  4. Finally, many of the most significant broker-dealers, although not directly subject to Agency jurisdiction, are part of a corporate group subject to consolidated supervision by the FRB. These corporate groups may steer clear of structuring alternatives involving their broker-dealers for fear of an adverse supervisory reaction.

Holdco Facilities

Another structure that has been deployed to address limitations imposed by the Guidance is incurring a portion of the debt (the “Holdco Facility”) that might otherwise be funded at the operating company level (e.g., leverage above 6x) at a direct or indirect holding company of the operating company, which is outside the credit group (i.e., it does not provide a guarantee or other credit support in connection with the operating company facility (the “Opco Facility”)). The Holdco Facility might be structured as debt or preferred stock depending on commercial, tax and other considerations but, in any event, it would be structurally subordinated to the Opco Facility and, therefore, subject to certain exceptions noted below, should be treated as common equity and ignored for purposes of compliance with the Guidance. One aspect of a Holdco Facility that, arguably, should be considered in determining compliance with the Guidance is any impact the anticipated payment of interest and principal on the Holdco Facility might have on the operating company’s ability to meet the repayment test under the Guidance. The prospective borrower should expect that (1) assumptions will be made with respect to the repayment of the Holdco Facility, (2) those assumptions will be unfavorable to the borrower group (e.g., that all available restricted payment capacity under the Opco Facility will be used to prepay the Holdco Facility, even if the holdco debt is pay-in-kind) and (3) those assumptions will be reflected in the model used to determine compliance with the repayment test under the Guidance. Further, experience suggests that regulated institutions interpret the Guidance differently with respect to whether Holdco financings should be included or excluded for purposes of determining compliance. Some regulated institutions are more receptive to this structuring alternative than others. Regardless of whether regulated institutions and the Agencies acknowledge the structurally subordinated nature of a Holdco Facility, the institutions extending credit certainly do and, as a result, this structure likely involves incremental costs.

Creative Structuring But Limited Success

These and other structuring alternatives could ameliorate the competitive imbalance that currently exists between private equity sponsors and other potential buyers that has been exacerbated by the leverage and repayment tests imposed by the Guidance. However, because of the limitations noted above – including most importantly the Agencies’ articulated macroprudential regulatory intent and broad authority over many of the most significant participants in the U.S. leveraged lending market – such structuring alternatives have met with limited success.
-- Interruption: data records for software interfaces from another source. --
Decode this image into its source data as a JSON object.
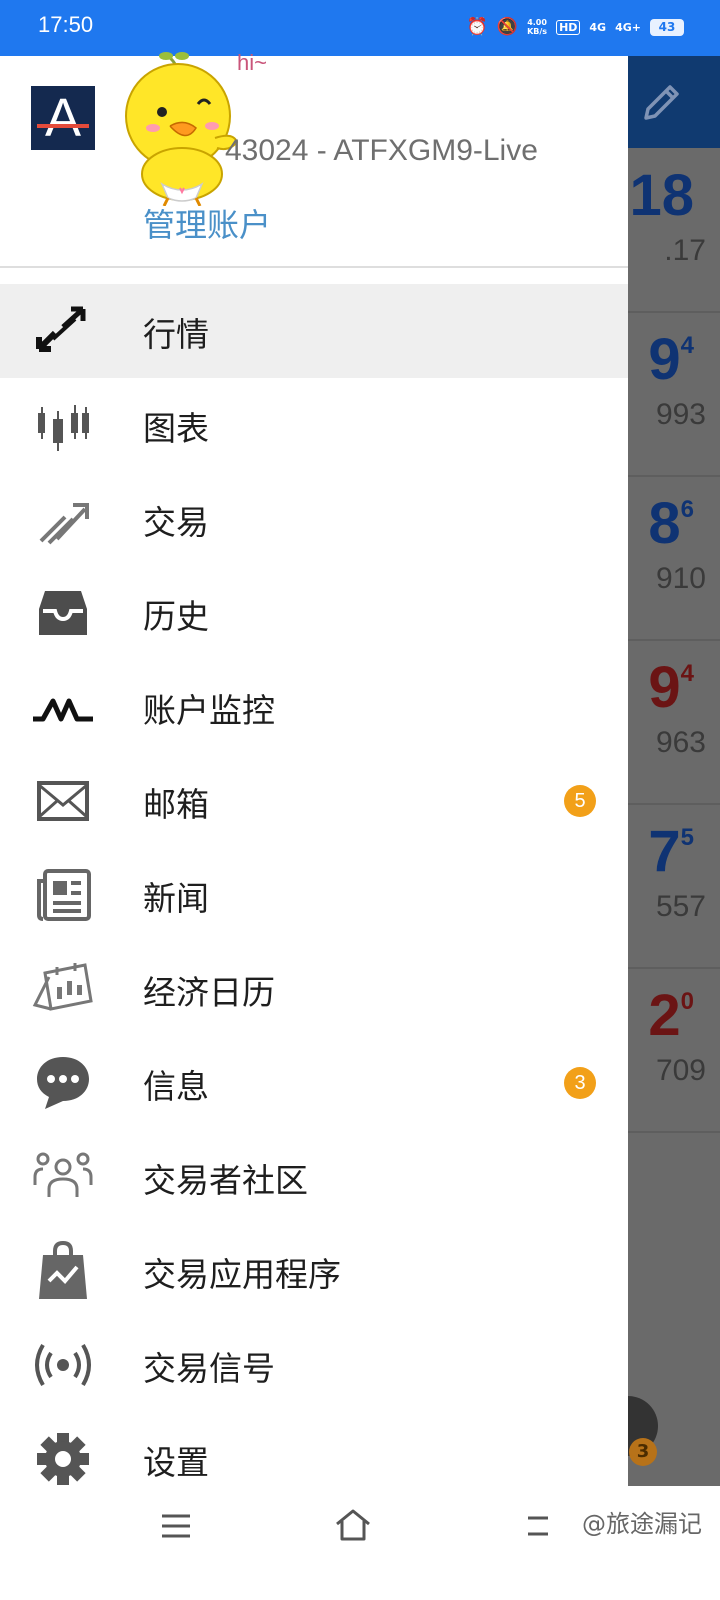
{
  "status_bar": {
    "time": "17:50",
    "net_speed_value": "4.00",
    "net_speed_unit": "KB/s",
    "hd_label": "HD",
    "net1": "4G",
    "net2": "4G+",
    "battery": "43"
  },
  "drawer": {
    "sticker_text": "hi~",
    "account_text": "43024 - ATFXGM9-Live",
    "manage_label": "管理账户",
    "items": [
      {
        "label": "行情",
        "icon": "quotes-arrows-icon",
        "badge": null,
        "active": true
      },
      {
        "label": "图表",
        "icon": "candlestick-chart-icon",
        "badge": null
      },
      {
        "label": "交易",
        "icon": "trade-trend-icon",
        "badge": null
      },
      {
        "label": "历史",
        "icon": "history-inbox-icon",
        "badge": null
      },
      {
        "label": "账户监控",
        "icon": "account-monitor-icon",
        "badge": null
      },
      {
        "label": "邮箱",
        "icon": "mail-icon",
        "badge": "5"
      },
      {
        "label": "新闻",
        "icon": "news-icon",
        "badge": null
      },
      {
        "label": "经济日历",
        "icon": "economic-calendar-icon",
        "badge": null
      },
      {
        "label": "信息",
        "icon": "chat-bubble-icon",
        "badge": "3"
      },
      {
        "label": "交易者社区",
        "icon": "community-icon",
        "badge": null
      },
      {
        "label": "交易应用程序",
        "icon": "app-store-bag-icon",
        "badge": null
      },
      {
        "label": "交易信号",
        "icon": "signal-broadcast-icon",
        "badge": null
      },
      {
        "label": "设置",
        "icon": "settings-gear-icon",
        "badge": null
      }
    ]
  },
  "background": {
    "rows": [
      {
        "big": "18",
        "sup": "",
        "small": ".17",
        "color": "blue"
      },
      {
        "big": "9",
        "sup": "4",
        "small": "993",
        "color": "blue"
      },
      {
        "big": "8",
        "sup": "6",
        "small": "910",
        "color": "blue"
      },
      {
        "big": "9",
        "sup": "4",
        "small": "963",
        "color": "red"
      },
      {
        "big": "7",
        "sup": "5",
        "small": "557",
        "color": "blue"
      },
      {
        "big": "2",
        "sup": "0",
        "small": "709",
        "color": "red"
      }
    ],
    "fab_badge": "3"
  },
  "navbar": {
    "watermark": "@旅途漏记"
  }
}
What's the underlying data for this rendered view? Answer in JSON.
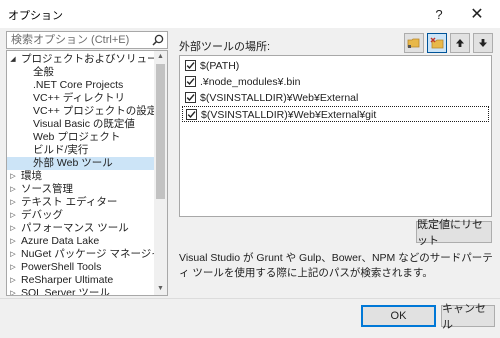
{
  "window": {
    "title": "オプション",
    "help_glyph": "?",
    "close_glyph": "✕"
  },
  "search": {
    "placeholder": "検索オプション (Ctrl+E)"
  },
  "tree": {
    "items": [
      {
        "label": "プロジェクトおよびソリューション",
        "expanded": true,
        "has_children": true,
        "level": 0
      },
      {
        "label": "全般",
        "level": 1
      },
      {
        "label": ".NET Core Projects",
        "level": 1
      },
      {
        "label": "VC++ ディレクトリ",
        "level": 1
      },
      {
        "label": "VC++ プロジェクトの設定",
        "level": 1
      },
      {
        "label": "Visual Basic の既定値",
        "level": 1
      },
      {
        "label": "Web プロジェクト",
        "level": 1
      },
      {
        "label": "ビルド/実行",
        "level": 1
      },
      {
        "label": "外部 Web ツール",
        "level": 1,
        "selected": true
      },
      {
        "label": "環境",
        "has_children": true,
        "level": 0
      },
      {
        "label": "ソース管理",
        "has_children": true,
        "level": 0
      },
      {
        "label": "テキスト エディター",
        "has_children": true,
        "level": 0
      },
      {
        "label": "デバッグ",
        "has_children": true,
        "level": 0
      },
      {
        "label": "パフォーマンス ツール",
        "has_children": true,
        "level": 0
      },
      {
        "label": "Azure Data Lake",
        "has_children": true,
        "level": 0
      },
      {
        "label": "NuGet パッケージ マネージャー",
        "has_children": true,
        "level": 0
      },
      {
        "label": "PowerShell Tools",
        "has_children": true,
        "level": 0
      },
      {
        "label": "ReSharper Ultimate",
        "has_children": true,
        "level": 0
      },
      {
        "label": "SQL Server ツール",
        "has_children": true,
        "level": 0
      }
    ]
  },
  "panel": {
    "section_label": "外部ツールの場所:",
    "paths": [
      {
        "label": "$(PATH)",
        "checked": true
      },
      {
        "label": ".¥node_modules¥.bin",
        "checked": true
      },
      {
        "label": "$(VSINSTALLDIR)¥Web¥External",
        "checked": true
      },
      {
        "label": "$(VSINSTALLDIR)¥Web¥External¥git",
        "checked": true,
        "selected": true
      }
    ],
    "reset_label": "既定値にリセット",
    "description": "Visual Studio が Grunt や Gulp、Bower、NPM などのサードパーティ ツールを使用する際に上記のパスが検索されます。"
  },
  "footer": {
    "ok_label": "OK",
    "cancel_label": "キャンセル"
  },
  "colors": {
    "selection": "#cce4f7",
    "accent": "#0078d7",
    "folder": "#e8b84a"
  }
}
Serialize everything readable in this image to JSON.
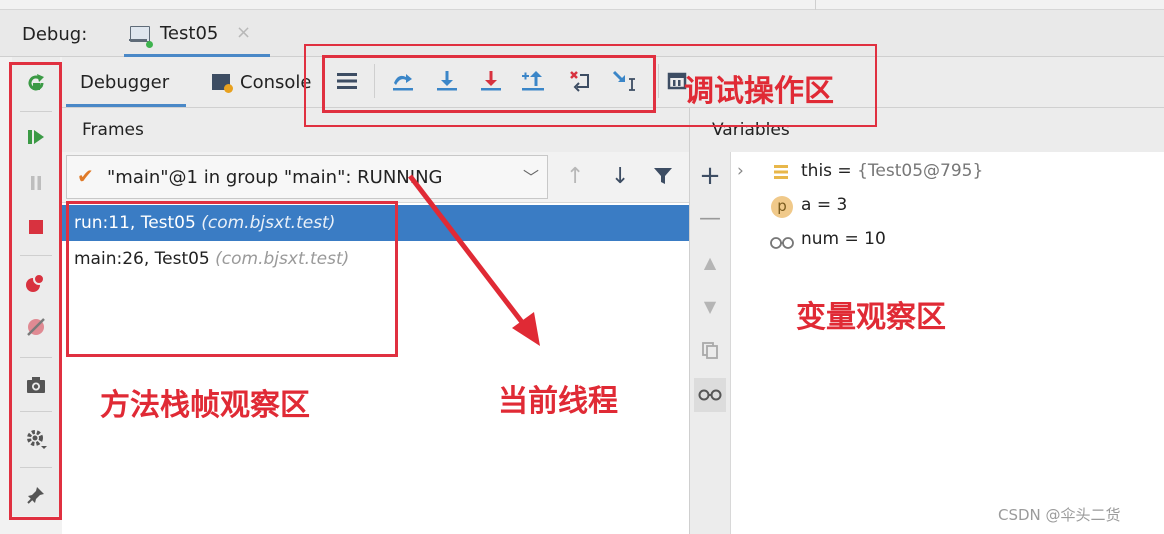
{
  "header": {
    "debug_label": "Debug:",
    "session_tab": "Test05",
    "session_close": "×"
  },
  "tabs": {
    "debugger": "Debugger",
    "console": "Console"
  },
  "action_icons": [
    "menu-lines-icon",
    "show-execution-point-icon",
    "step-over-icon",
    "step-into-icon",
    "force-step-into-icon",
    "step-out-icon",
    "drop-frame-icon",
    "run-to-cursor-icon",
    "evaluate-expression-icon"
  ],
  "left_toolbar_icons": [
    "rerun-icon",
    "resume-icon",
    "pause-icon",
    "stop-icon",
    "view-breakpoints-icon",
    "mute-breakpoints-icon",
    "camera-icon",
    "settings-icon",
    "pin-icon"
  ],
  "frames": {
    "header": "Frames",
    "thread_label": "\"main\"@1 in group \"main\": RUNNING",
    "rows": [
      {
        "method": "run:11, Test05",
        "package": "(com.bjsxt.test)",
        "selected": true
      },
      {
        "method": "main:26, Test05",
        "package": "(com.bjsxt.test)",
        "selected": false
      }
    ]
  },
  "variables": {
    "header": "Variables",
    "rows": [
      {
        "name": "this",
        "eq": " = ",
        "value": "{Test05@795}",
        "expandable": true,
        "badge": "field-lines-icon"
      },
      {
        "name": "a",
        "eq": " = ",
        "value": "3",
        "expandable": false,
        "badge": "parameter-p-icon",
        "badge_text": "p"
      },
      {
        "name": "num",
        "eq": " = ",
        "value": "10",
        "expandable": false,
        "badge": "watch-glasses-icon"
      }
    ]
  },
  "annotations": {
    "debug_ops_area": "调试操作区",
    "variables_area": "变量观察区",
    "frames_area": "方法栈帧观察区",
    "current_thread": "当前线程"
  },
  "watermark": "CSDN @伞头二货",
  "colors": {
    "accent_blue": "#4a88c7",
    "selection_blue": "#3a7cc4",
    "annotation_red": "#e02a35",
    "run_green": "#3fb34f",
    "stop_red": "#d8323f"
  }
}
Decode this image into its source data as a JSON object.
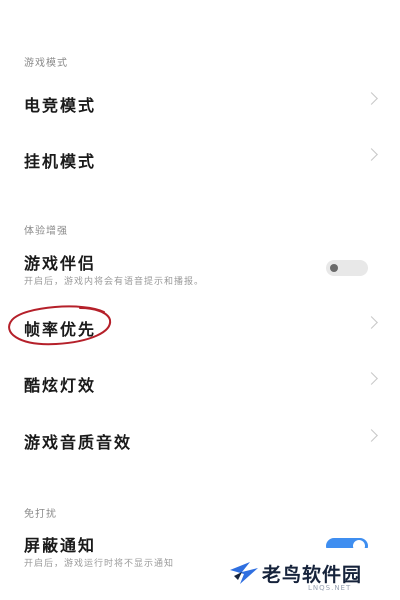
{
  "sections": {
    "scene_mode": "游戏模式",
    "experience": "体验增强",
    "do_not_disturb": "免打扰"
  },
  "rows": {
    "movie_mode": {
      "title": "电竞模式"
    },
    "hangup_mode": {
      "title": "挂机模式"
    },
    "game_voice": {
      "title": "游戏伴侣",
      "desc": "开启后，游戏内将会有语音提示和播报。",
      "toggle": false
    },
    "frame_priority": {
      "title": "帧率优先"
    },
    "breathing_light": {
      "title": "酷炫灯效"
    },
    "game_sound": {
      "title": "游戏音质音效"
    },
    "block_notice": {
      "title": "屏蔽通知",
      "desc": "开启后，游戏运行时将不显示通知",
      "toggle": true
    },
    "partial": {
      "title": ""
    }
  },
  "watermark": {
    "text": "老鸟软件园",
    "sub": "LNQS.NET"
  },
  "colors": {
    "accent": "#3f8ef0",
    "annotation": "#b5202a"
  }
}
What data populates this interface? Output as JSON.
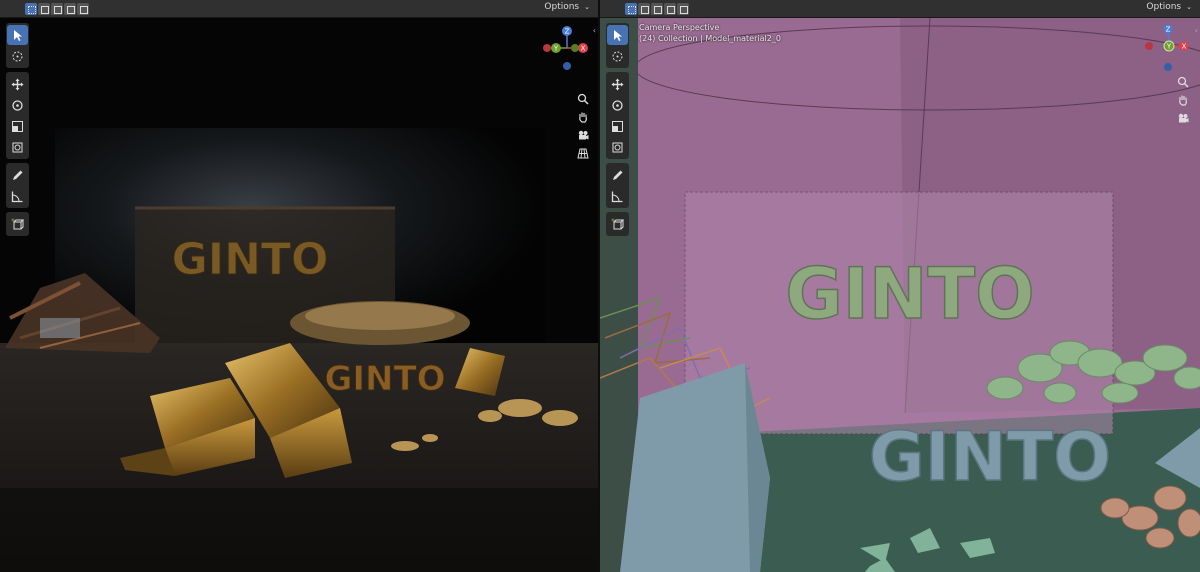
{
  "left_viewport": {
    "header": {
      "options_label": "Options",
      "options_chevron": "⌄"
    },
    "shading": "rendered",
    "scene_text": {
      "wall_text": "GINTO",
      "floor_text": "GINTO"
    },
    "gizmo": {
      "z": "Z",
      "y": "Y",
      "x": "X"
    },
    "toolbar": [
      "select-box",
      "cursor",
      "move",
      "rotate",
      "scale",
      "transform",
      "annotate",
      "measure",
      "add-cube"
    ],
    "nav": [
      "zoom",
      "pan",
      "camera",
      "grid"
    ]
  },
  "right_viewport": {
    "header": {
      "options_label": "Options",
      "options_chevron": "⌄"
    },
    "shading": "solid",
    "info_line1": "Camera Perspective",
    "info_line2": "(24) Collection | Model_material2_0",
    "scene_text": {
      "wall_text": "GINTO",
      "floor_text": "GINTO"
    },
    "gizmo": {
      "z": "Z",
      "y": "Y",
      "x": "X"
    },
    "nav": [
      "zoom",
      "pan",
      "camera"
    ]
  },
  "colors": {
    "accent": "#4772b3",
    "header_bg": "#303030",
    "axis_x": "#e0414a",
    "axis_y": "#6ea12f",
    "axis_z": "#4a7dd6",
    "solid_wall": "#9a6b92",
    "solid_floor": "#3e5e53",
    "solid_text": "#8ea97e"
  }
}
Whether market realities, in the form of the upcoming refinancing wave, force the Agencies and regulated institutions to become more flexible with respect to these structures remains to be seen.